The tag of 'best F1 driver never to win a Grand Prix' sells Amon short however. This is partly because his talent is such that he should be remembered as being among the best of all time, regardless of the lack of wins. Ferrari designer Mauro Forghieri rated Amon as highly as they come: 'it's a fact that we never gave him a car worthy of him. As far as I'm concerned he was as good as Clark', while Jochen Rindt considered Jackie Stewart and Amon as his only true rivals. But the tag also sells him short because there was one season that the drivers' world championship should have been his. This year was 1968.

Sunday 14 August 2011

Looking back: Schumacher falls to a Hakk attack - the 2000 Belgian Grand Prix

In many ways it felt like the first Grand Prix I'd ever been to. I wasn't strictly, as I'd been to the British Grand Prix in 1993, but I wasn't very old then and was in the company of a parent. This certainly felt like branching out on our own. A 21st birthday present from the parents: a trip to the Belgian Grand Prix at the classic Spa-Francorchamps circuit with my brother. For a young man who hadn't spent many of his days outside Scotland up until this point it seemed like an incredible leap into the unknown. And, what do you know, at the end of it all the race we watched turned out to be a great one, featuring a classic man-to-man battle between the two drivers of the age, settled by a late-race pass that has gone into folklore. Just as well I timed my 21st birthday so well.

So, off we went with a tent, on the train from Edinburgh eventually to Spa via London and a Brussels youth hostel. For much of the journey, even quite close to Spa, it's quite hard to imagine that the beautiful, wooded, undulating landscape that one associates with the Spa circuit is at the end of it. A matter of miles away Belgium instead is characterised by flat cornfields, with the odd (and dare I say a little grim-looking) town. Only on the last leg of the journey, which involved a bus trip, does the scenic Ardennes landscape that we know so well from our television screens begin to show itself.

Credit: Lester Klaassen / CC
The town of Francorchamps is like something from a picture postcard, and when the Grand Prix is in town a large, good-natured and multi-cultural camping crowd, replete with their fair share of, shall we say, larger than life characters, settle and ensure a jamboree atmosphere. But even with this in 2000 one nationality in particularly was dominant. Spa is a matter of miles from the German border, and this was during the high plateau of Michael Schuamcher's popularity. It seemed much of Germany had made the trip, determined to make it another 'home race' for Schumi.

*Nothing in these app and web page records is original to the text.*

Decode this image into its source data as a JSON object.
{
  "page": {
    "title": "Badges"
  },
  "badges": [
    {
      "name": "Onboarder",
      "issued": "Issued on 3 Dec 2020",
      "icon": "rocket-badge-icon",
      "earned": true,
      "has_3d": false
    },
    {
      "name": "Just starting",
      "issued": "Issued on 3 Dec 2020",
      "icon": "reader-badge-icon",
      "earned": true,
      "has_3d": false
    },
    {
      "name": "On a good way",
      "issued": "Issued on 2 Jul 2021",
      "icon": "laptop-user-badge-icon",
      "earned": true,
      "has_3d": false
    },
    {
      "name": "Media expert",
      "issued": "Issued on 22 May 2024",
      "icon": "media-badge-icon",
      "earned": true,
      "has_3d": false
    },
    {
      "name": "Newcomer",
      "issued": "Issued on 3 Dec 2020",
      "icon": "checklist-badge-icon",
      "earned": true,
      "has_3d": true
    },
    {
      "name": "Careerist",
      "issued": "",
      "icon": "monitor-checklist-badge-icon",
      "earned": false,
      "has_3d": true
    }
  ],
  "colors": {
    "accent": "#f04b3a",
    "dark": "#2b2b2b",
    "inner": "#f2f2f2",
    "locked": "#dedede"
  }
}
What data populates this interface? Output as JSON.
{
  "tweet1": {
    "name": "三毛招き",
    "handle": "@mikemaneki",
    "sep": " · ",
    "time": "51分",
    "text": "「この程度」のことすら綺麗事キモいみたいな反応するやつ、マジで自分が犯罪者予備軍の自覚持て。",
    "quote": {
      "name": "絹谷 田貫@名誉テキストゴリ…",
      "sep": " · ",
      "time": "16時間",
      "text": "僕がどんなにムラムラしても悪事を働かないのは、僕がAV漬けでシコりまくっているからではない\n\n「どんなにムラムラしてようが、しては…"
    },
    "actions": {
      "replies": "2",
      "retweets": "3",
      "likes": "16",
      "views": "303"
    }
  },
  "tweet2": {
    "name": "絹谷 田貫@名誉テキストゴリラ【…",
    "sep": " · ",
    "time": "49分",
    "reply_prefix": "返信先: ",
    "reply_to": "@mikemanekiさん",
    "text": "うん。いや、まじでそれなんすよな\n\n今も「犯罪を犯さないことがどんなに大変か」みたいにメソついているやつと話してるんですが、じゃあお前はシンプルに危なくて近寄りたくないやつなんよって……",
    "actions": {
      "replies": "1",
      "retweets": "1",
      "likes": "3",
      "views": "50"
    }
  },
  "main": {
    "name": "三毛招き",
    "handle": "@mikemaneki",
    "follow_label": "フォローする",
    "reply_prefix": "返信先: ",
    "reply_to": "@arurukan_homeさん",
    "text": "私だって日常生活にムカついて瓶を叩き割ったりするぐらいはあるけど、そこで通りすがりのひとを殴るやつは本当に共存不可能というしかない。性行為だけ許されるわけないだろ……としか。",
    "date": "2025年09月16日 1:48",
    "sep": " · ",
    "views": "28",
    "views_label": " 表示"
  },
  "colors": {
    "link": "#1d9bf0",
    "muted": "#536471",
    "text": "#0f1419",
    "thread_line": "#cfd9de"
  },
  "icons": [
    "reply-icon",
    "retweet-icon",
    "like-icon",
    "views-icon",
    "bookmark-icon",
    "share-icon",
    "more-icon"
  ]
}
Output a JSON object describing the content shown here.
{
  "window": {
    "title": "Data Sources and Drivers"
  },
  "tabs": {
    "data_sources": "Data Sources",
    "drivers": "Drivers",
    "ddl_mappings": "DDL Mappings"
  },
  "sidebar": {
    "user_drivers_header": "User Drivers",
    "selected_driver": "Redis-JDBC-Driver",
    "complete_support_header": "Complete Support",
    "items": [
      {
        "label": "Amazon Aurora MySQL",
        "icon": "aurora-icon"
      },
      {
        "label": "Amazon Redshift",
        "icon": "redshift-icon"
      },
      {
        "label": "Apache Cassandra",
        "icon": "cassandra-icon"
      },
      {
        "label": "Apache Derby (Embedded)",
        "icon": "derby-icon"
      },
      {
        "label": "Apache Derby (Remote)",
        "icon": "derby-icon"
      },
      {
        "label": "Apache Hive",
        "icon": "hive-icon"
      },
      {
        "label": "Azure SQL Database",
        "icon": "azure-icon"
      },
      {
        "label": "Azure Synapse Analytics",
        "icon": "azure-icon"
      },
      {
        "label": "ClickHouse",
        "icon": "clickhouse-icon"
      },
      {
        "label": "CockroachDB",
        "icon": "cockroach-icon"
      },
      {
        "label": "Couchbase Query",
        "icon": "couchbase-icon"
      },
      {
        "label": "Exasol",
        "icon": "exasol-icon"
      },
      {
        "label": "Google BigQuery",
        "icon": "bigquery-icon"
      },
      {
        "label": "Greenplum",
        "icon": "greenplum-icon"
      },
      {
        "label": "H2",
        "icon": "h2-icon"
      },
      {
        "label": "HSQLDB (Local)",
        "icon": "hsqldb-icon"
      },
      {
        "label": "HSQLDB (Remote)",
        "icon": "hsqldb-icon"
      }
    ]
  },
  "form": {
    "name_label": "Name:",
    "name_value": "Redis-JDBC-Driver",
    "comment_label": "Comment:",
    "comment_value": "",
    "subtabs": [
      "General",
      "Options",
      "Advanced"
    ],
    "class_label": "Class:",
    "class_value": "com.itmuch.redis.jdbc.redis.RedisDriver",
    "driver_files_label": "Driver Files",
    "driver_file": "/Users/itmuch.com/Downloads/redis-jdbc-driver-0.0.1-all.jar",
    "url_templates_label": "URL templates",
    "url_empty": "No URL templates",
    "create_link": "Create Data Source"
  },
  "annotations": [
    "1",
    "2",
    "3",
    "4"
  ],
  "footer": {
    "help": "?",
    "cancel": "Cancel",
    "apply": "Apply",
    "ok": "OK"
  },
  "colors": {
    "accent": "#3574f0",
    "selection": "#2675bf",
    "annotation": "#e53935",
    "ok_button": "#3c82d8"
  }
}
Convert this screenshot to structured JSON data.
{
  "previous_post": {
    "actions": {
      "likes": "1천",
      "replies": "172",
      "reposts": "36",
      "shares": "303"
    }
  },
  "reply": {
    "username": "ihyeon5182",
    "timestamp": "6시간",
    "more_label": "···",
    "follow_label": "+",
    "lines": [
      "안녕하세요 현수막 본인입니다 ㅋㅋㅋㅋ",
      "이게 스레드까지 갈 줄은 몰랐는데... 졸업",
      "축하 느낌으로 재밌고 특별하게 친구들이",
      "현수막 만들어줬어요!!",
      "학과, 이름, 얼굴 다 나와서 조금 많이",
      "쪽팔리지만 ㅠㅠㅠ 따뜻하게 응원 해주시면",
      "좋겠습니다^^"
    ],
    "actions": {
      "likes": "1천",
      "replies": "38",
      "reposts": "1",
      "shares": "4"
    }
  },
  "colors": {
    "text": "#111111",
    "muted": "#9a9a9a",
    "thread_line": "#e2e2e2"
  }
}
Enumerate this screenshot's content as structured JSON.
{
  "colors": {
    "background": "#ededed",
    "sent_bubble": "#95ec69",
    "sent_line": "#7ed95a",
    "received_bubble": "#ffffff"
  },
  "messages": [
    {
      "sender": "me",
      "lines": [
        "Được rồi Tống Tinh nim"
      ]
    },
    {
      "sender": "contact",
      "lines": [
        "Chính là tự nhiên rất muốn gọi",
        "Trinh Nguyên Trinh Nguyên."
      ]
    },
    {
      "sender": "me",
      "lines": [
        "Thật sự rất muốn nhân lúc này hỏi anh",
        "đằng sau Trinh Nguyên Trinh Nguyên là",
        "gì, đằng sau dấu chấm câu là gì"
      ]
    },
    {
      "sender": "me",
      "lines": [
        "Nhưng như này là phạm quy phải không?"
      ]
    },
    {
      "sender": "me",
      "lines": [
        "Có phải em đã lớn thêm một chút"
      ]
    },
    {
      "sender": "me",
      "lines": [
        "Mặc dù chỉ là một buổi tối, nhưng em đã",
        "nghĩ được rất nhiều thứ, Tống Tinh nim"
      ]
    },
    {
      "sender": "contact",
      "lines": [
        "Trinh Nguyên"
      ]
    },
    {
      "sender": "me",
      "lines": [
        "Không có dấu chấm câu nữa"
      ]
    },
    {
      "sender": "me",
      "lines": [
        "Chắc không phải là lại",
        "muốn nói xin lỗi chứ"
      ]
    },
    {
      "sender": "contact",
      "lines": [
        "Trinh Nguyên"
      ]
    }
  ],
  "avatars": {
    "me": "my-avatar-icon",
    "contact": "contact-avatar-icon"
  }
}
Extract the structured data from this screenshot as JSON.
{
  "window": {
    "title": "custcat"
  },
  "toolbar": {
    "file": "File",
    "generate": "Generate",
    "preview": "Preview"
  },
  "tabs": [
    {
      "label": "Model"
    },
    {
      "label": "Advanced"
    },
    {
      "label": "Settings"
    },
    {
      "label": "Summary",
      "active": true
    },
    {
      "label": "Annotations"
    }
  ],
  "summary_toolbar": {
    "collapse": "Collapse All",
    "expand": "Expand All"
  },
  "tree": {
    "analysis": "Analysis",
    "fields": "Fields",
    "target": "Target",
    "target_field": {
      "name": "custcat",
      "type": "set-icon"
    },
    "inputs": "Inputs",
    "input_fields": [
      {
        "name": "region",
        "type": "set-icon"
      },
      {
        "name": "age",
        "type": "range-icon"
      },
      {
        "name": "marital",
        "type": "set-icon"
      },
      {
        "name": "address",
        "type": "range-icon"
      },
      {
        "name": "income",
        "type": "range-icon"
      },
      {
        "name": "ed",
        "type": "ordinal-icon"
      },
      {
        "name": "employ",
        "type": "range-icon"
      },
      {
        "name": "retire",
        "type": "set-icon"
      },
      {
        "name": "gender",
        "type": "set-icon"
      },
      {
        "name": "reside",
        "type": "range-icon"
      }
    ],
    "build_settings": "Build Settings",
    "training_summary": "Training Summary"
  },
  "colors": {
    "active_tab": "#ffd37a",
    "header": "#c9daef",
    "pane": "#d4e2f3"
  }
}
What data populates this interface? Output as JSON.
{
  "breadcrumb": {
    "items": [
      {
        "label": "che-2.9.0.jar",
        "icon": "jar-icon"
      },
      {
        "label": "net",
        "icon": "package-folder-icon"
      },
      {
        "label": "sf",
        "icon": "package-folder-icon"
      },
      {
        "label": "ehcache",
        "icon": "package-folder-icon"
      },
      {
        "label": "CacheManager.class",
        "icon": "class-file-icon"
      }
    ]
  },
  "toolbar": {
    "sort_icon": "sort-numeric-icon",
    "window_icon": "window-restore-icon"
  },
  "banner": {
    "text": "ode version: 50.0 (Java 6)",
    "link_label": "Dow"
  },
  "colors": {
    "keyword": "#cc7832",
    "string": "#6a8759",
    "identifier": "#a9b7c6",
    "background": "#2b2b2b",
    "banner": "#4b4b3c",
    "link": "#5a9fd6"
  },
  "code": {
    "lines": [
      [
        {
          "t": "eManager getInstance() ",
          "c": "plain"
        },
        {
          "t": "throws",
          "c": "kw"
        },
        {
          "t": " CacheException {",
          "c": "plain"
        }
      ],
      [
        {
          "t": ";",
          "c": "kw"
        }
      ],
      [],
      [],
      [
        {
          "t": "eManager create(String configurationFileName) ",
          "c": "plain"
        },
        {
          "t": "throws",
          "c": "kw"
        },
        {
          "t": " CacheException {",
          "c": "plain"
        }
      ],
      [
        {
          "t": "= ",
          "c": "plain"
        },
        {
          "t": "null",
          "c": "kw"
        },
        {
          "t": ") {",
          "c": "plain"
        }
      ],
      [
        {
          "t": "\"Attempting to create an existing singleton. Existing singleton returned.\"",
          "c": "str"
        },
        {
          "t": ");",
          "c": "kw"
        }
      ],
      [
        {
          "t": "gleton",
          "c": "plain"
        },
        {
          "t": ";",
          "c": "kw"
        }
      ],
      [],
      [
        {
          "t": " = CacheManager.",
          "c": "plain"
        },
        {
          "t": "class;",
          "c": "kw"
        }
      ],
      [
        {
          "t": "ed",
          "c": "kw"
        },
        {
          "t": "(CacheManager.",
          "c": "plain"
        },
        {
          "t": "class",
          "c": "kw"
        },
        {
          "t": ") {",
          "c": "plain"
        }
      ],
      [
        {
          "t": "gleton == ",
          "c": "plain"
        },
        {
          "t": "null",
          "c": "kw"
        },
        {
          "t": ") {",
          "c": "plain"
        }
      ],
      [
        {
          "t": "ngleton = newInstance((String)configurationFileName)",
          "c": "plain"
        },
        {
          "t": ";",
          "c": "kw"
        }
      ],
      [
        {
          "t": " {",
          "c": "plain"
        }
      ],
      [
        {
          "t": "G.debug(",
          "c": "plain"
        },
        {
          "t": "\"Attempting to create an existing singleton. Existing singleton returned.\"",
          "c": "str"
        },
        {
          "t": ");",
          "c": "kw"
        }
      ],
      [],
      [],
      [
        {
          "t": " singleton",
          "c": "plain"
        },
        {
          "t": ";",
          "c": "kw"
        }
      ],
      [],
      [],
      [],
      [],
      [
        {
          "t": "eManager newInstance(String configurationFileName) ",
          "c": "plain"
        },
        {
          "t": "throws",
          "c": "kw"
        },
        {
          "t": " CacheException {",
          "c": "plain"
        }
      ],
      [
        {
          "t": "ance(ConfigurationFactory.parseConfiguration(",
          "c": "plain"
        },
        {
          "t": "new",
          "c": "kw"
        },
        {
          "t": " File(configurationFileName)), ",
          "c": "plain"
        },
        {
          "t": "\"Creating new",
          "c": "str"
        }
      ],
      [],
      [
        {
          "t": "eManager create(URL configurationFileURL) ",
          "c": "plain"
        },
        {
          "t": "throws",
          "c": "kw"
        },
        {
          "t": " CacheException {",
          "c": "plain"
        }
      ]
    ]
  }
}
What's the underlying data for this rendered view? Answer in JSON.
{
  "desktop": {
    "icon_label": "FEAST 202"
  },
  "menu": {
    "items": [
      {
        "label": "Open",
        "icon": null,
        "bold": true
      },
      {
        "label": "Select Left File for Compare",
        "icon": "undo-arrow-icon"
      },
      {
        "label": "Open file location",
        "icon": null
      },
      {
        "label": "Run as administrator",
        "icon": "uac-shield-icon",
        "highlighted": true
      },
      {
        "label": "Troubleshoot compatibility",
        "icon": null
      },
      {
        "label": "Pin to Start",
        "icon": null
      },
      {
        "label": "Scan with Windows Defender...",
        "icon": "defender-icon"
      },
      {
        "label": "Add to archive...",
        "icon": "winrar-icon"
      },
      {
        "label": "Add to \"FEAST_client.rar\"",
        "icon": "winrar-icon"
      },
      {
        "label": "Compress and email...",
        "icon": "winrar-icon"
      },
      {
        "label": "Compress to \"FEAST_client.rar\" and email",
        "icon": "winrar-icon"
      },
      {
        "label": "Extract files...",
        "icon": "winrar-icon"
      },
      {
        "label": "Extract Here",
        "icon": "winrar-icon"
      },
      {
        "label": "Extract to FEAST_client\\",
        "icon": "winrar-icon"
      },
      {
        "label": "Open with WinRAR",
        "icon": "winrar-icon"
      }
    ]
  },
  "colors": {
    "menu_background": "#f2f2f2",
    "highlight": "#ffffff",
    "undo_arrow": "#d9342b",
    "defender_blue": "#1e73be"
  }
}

The Schumi fans were easily recognisable, complete as they were with what seemed like standard-issue red Schumacher hats (you can say that Deustsche Vermoegensberatung got a decent return on that investment).

Saturday 6 August 2011

F1's Spa Treatment: the history of the Spa-Francorchamps circuit

It really is genius when you think about it. Construct a fast and challenging motor racing circuit that racing drivers can race and overtake on in a naturally beautiful and undulating part of the world. What's more, ensure that part of the world is in a notorious mini-clime, meaning it rains often and with little notice. Most of us therefore look forward to races there like no other.

Credit: Nathanael Majoros / CC
You've probably worked out by now that this circuit is Spa-Francorchamps. It's for these reasons and more that it remains resolutely the favourite of many F1 drivers and fans alike. I'm sure there have been dull races at Spa, but somehow it's genuinely hard to imagine one taking place. And it's next up on this year's F1 calendar, once the fraternity return from their summer holidays at the end of August.

In an age of gleaming and expensive new facilities and high circuit standards, Spa remains a circuit apart in modern F1. Yes, the track has had to adapt to the demands of the present day, it's no longer made up of roads open to the public, it has plenty of generous run off areas where there was previously very little room for drivers to get it wrong, has a billiard table smooth surface, and the efficiency of current F1 machines ensures that some of the demands of its sweeps are not what they once were. But Spa is still very special.